## Task prompt
Exactly how many lines in the entries contain "World"? Give that number alone.

[Opening Record extracts section]

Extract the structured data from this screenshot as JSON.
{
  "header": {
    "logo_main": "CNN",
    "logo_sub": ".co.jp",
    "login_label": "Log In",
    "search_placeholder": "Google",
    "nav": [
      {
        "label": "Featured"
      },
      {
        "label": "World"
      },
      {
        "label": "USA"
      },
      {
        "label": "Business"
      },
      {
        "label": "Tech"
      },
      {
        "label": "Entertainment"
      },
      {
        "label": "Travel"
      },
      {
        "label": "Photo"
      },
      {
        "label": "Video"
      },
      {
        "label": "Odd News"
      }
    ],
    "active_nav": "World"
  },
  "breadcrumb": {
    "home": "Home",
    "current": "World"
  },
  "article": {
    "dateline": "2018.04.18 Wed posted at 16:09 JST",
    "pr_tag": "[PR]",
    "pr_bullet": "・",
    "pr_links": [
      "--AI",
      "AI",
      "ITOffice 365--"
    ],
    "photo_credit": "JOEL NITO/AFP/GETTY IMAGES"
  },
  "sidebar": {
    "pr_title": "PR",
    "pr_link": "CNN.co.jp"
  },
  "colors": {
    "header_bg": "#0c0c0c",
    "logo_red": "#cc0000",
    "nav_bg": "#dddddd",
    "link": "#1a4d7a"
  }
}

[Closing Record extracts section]

## Task answer
3